● **Exercise objective**: What is the number of lines in the entries that contain the word "screenshot"? Reply with that number only.

● **Information**:
————————

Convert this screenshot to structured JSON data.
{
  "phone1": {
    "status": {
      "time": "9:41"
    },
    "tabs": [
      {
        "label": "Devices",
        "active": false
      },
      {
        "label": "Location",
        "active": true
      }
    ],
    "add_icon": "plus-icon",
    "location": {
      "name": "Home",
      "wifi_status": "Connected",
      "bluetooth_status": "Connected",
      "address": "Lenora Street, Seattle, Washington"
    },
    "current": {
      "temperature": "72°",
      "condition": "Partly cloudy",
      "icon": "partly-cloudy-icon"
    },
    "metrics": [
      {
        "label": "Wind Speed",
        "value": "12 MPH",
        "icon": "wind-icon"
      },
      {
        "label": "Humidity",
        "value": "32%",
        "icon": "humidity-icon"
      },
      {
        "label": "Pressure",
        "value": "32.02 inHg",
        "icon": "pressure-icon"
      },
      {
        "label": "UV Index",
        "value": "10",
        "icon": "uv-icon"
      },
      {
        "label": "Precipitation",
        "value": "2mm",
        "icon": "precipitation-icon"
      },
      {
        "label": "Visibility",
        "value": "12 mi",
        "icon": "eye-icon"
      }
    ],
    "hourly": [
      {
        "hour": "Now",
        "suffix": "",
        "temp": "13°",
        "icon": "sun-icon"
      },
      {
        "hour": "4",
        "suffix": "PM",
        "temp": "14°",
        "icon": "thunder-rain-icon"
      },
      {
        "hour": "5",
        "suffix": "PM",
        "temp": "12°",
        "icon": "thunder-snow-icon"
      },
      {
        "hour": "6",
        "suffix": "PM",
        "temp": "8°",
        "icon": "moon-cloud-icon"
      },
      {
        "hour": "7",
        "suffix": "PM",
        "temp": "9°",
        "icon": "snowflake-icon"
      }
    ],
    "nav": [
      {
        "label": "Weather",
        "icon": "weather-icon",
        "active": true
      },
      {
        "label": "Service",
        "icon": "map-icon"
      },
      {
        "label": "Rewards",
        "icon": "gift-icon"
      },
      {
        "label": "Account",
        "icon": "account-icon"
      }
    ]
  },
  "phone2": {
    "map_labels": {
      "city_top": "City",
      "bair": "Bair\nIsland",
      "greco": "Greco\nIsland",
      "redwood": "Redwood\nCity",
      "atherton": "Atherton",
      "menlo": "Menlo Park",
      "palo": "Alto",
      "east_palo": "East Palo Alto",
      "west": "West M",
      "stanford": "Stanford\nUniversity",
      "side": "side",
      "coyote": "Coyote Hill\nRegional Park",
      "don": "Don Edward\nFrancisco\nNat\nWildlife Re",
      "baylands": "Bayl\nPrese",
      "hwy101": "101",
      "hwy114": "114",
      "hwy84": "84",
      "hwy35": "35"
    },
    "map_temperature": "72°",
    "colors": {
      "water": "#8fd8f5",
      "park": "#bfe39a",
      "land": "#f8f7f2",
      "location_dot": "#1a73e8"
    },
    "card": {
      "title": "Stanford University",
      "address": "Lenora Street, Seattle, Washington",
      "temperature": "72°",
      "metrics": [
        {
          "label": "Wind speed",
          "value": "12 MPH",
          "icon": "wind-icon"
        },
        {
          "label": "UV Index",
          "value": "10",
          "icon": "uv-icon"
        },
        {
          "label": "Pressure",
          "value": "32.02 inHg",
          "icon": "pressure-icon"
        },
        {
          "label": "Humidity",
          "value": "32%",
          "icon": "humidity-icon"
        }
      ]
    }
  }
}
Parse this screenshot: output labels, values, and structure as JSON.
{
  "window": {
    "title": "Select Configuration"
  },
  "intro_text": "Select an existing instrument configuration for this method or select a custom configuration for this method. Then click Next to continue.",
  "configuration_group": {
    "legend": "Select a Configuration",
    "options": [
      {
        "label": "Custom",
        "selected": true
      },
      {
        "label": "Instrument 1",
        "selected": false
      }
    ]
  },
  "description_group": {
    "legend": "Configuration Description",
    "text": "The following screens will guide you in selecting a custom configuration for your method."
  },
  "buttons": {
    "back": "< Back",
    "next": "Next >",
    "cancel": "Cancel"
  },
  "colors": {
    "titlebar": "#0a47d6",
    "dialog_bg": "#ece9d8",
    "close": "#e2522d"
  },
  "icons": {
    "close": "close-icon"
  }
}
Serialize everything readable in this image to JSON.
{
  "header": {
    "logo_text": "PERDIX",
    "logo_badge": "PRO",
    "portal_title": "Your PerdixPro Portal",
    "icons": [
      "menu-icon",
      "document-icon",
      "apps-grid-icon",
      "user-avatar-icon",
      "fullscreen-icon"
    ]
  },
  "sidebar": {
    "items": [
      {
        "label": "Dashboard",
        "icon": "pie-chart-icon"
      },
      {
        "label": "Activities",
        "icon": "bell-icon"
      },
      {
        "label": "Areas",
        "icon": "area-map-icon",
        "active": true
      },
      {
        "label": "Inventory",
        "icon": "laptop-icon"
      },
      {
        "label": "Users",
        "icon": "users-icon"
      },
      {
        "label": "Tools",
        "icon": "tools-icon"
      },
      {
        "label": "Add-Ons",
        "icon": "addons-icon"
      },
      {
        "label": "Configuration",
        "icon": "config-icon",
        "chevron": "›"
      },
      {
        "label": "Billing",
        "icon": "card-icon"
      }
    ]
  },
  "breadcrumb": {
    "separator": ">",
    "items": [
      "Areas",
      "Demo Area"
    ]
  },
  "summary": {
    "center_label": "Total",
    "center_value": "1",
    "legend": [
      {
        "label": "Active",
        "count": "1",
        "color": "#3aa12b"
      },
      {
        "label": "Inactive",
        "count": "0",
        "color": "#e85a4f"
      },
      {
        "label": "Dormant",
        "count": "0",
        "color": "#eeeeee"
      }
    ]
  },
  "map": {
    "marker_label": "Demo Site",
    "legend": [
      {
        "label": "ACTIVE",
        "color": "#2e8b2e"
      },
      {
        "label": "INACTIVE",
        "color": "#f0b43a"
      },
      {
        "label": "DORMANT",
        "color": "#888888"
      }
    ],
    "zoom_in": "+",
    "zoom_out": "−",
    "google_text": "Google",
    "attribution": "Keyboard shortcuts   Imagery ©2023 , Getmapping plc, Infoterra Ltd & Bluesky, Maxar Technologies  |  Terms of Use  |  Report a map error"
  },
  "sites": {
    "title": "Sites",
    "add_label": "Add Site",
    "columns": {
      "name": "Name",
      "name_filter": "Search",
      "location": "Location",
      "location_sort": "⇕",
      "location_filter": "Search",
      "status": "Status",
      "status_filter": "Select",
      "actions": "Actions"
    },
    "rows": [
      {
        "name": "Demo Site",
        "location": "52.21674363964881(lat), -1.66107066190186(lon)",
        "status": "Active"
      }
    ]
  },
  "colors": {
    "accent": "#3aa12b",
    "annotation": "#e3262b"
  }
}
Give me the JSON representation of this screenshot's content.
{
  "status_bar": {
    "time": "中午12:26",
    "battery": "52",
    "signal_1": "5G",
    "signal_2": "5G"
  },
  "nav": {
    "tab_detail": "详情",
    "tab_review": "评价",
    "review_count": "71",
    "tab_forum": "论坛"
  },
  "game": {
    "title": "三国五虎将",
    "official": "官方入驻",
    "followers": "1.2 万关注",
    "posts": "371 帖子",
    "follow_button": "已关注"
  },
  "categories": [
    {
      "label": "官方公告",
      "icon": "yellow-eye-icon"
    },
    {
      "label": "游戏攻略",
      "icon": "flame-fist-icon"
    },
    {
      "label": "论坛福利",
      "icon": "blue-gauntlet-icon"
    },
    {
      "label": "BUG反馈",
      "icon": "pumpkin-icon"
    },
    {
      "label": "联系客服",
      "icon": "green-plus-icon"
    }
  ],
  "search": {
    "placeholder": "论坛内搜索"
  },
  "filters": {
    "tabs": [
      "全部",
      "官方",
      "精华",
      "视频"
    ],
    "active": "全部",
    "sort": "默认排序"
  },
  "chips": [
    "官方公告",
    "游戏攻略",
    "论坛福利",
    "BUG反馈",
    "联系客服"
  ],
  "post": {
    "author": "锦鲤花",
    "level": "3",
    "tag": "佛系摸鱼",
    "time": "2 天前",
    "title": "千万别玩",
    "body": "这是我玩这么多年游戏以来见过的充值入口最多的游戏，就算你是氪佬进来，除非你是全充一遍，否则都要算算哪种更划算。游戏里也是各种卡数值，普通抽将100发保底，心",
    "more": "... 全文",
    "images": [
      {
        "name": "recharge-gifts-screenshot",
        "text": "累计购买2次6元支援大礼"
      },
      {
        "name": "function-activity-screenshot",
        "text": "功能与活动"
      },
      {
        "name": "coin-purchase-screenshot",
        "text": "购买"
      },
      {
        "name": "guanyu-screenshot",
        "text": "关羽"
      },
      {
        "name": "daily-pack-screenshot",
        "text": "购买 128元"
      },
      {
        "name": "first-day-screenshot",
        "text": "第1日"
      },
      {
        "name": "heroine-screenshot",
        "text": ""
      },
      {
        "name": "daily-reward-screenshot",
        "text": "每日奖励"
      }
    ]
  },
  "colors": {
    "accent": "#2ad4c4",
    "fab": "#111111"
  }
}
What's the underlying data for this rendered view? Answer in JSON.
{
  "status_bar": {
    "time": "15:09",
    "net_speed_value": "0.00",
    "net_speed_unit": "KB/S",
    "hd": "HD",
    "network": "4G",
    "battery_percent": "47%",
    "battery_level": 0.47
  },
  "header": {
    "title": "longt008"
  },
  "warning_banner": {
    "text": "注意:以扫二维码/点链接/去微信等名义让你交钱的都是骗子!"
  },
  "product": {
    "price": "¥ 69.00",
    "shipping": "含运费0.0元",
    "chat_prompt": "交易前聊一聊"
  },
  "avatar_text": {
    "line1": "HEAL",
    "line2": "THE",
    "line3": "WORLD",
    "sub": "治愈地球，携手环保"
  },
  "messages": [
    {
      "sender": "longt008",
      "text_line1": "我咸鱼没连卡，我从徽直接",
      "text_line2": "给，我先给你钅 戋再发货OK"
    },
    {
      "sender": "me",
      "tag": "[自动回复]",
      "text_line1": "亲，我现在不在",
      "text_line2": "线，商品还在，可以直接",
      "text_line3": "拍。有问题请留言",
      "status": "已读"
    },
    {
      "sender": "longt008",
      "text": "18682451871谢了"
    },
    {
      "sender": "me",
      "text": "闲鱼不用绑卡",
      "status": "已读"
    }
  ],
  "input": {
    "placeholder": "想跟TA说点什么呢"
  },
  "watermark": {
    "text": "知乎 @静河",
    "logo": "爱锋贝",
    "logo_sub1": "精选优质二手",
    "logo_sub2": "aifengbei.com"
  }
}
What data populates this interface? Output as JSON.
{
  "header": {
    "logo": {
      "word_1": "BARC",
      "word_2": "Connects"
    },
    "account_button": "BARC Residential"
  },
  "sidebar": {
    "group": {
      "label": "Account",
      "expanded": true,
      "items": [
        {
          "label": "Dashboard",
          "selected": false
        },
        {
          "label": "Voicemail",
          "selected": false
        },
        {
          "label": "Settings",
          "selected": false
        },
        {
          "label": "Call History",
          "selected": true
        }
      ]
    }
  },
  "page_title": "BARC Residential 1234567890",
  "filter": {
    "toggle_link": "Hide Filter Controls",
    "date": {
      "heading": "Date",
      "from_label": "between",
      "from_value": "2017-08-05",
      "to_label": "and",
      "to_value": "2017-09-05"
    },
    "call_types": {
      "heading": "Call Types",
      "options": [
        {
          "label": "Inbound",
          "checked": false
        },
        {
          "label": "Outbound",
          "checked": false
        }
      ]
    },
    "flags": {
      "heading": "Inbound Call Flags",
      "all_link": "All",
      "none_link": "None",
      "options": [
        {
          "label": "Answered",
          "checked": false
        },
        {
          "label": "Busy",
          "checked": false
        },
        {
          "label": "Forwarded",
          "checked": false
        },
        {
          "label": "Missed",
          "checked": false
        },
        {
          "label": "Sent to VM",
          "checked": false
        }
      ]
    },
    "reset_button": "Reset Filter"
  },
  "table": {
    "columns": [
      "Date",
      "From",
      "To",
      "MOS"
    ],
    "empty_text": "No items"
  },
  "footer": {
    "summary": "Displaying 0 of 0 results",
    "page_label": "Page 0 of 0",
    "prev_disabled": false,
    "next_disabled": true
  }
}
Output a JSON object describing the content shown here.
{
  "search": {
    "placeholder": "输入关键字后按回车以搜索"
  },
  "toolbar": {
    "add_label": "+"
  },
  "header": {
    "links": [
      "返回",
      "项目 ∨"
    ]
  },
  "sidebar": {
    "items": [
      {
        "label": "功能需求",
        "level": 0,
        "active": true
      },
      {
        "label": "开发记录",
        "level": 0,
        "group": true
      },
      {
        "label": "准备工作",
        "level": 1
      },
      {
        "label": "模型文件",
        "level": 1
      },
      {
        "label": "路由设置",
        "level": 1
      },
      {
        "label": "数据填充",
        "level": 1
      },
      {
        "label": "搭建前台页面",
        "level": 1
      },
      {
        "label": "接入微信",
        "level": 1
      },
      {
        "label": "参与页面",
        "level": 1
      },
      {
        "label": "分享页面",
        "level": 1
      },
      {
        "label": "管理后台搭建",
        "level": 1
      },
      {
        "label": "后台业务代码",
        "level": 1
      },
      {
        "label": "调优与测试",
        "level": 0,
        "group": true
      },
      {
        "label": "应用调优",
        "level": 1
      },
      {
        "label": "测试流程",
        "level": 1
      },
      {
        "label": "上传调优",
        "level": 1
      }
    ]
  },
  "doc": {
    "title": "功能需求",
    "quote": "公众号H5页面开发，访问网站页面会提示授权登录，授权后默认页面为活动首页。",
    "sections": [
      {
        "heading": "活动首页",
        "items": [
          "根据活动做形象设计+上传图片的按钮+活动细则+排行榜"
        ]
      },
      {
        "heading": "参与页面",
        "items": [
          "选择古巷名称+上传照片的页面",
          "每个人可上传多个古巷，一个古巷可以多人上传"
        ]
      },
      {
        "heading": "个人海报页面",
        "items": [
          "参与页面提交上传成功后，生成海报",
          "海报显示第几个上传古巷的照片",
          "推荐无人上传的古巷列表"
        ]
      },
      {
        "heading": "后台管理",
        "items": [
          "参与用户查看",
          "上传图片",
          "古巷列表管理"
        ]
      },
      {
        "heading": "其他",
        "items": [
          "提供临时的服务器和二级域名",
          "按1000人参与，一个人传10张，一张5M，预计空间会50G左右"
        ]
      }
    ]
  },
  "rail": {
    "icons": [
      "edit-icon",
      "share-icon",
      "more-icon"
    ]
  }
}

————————

● **Solution to the exercise**: 11